Secondary hyperparathyroidism is seen in patients with what condition? ________________ Renal failure
What is the pathophysiology of secondary hyperparathyroidism? Increased PTH production in response to low serum calcium
What are the indications for surgery in secondary hyperparathyroidism (3)? Bone pain, fractures, or pruritis
What is the most common location for metastases of parathyroid adenocarcinoma? _________ Lung
What is the percentage recurrence rate of parathyroid cancer? ______________ Fifty
This abnormality is caused by a defect in the PTH receptor in the distal convoluted tubule causing resorption of calcium _____________ Familial hypercalcemic hypocalciuria
Created by: StudyBug82
Popular Surgery sets




Use these flashcards to help memorize information. Look at the large card and try to recall what is on the other side. Then click the card to flip it. If you knew the answer, click the green Know box. Otherwise, click the red Don't know box.

When you've placed seven or more cards in the Don't know box, click "retry" to try those cards again.

If you've accidentally put the card in the wrong box, just click on the card to take it out of the box.

You can also use your keyboard to move the cards as follows:

If you are logged in to your account, this website will remember which cards you know and don't know so that they are in the same box the next time you log in.

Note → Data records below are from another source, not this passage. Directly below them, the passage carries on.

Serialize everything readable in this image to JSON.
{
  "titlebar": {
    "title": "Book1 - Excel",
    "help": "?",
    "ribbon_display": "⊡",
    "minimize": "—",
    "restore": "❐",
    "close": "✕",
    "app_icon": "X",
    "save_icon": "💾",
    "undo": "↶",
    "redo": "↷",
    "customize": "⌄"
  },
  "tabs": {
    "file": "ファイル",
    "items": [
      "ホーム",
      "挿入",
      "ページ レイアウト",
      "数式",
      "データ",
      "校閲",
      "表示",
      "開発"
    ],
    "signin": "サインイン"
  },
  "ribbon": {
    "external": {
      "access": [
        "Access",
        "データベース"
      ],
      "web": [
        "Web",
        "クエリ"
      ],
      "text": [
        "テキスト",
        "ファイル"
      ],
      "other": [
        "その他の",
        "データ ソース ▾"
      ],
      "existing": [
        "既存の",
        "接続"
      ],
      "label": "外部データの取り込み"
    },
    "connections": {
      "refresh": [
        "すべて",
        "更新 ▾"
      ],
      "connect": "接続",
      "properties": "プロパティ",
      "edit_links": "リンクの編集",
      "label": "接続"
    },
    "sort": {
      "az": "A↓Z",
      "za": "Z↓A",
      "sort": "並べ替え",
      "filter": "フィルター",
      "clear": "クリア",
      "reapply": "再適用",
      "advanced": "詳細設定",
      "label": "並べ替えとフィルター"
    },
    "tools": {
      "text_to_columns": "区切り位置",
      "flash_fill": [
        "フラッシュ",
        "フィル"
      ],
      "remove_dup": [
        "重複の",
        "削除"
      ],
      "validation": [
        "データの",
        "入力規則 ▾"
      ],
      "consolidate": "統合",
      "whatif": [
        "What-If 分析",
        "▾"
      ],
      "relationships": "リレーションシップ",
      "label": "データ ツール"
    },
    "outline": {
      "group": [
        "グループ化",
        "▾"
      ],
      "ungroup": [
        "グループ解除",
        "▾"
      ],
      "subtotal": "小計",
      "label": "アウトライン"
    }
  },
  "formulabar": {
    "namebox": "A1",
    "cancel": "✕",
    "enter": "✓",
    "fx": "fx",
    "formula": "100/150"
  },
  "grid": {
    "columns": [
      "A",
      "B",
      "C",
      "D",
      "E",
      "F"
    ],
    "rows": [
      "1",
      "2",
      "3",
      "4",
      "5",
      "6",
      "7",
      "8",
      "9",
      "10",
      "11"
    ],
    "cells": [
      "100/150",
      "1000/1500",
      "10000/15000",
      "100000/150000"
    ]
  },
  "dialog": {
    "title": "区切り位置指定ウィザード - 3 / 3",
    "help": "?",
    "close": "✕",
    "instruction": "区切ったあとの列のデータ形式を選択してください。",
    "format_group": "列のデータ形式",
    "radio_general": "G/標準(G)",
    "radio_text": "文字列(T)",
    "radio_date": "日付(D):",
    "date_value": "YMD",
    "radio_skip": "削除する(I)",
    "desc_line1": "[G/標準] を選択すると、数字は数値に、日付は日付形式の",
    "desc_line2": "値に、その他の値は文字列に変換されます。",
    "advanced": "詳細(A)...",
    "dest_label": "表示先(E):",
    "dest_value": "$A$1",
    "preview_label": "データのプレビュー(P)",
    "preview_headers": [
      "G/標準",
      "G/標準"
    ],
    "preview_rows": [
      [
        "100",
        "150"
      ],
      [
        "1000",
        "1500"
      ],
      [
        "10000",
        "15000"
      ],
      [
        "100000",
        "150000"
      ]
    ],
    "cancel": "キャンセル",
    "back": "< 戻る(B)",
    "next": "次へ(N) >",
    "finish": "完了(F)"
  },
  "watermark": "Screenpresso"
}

When you need a break, try one of the other activities listed below the flashcards like Matching, Snowman, or Hungry Bug. Although it may feel like you're playing a game, your brain is still making more connections with the information to help you out.

To see how well you know the information, try the Quiz or Test activity.

Pass complete!
"Know" box contains:
Time elapsed:
restart all cards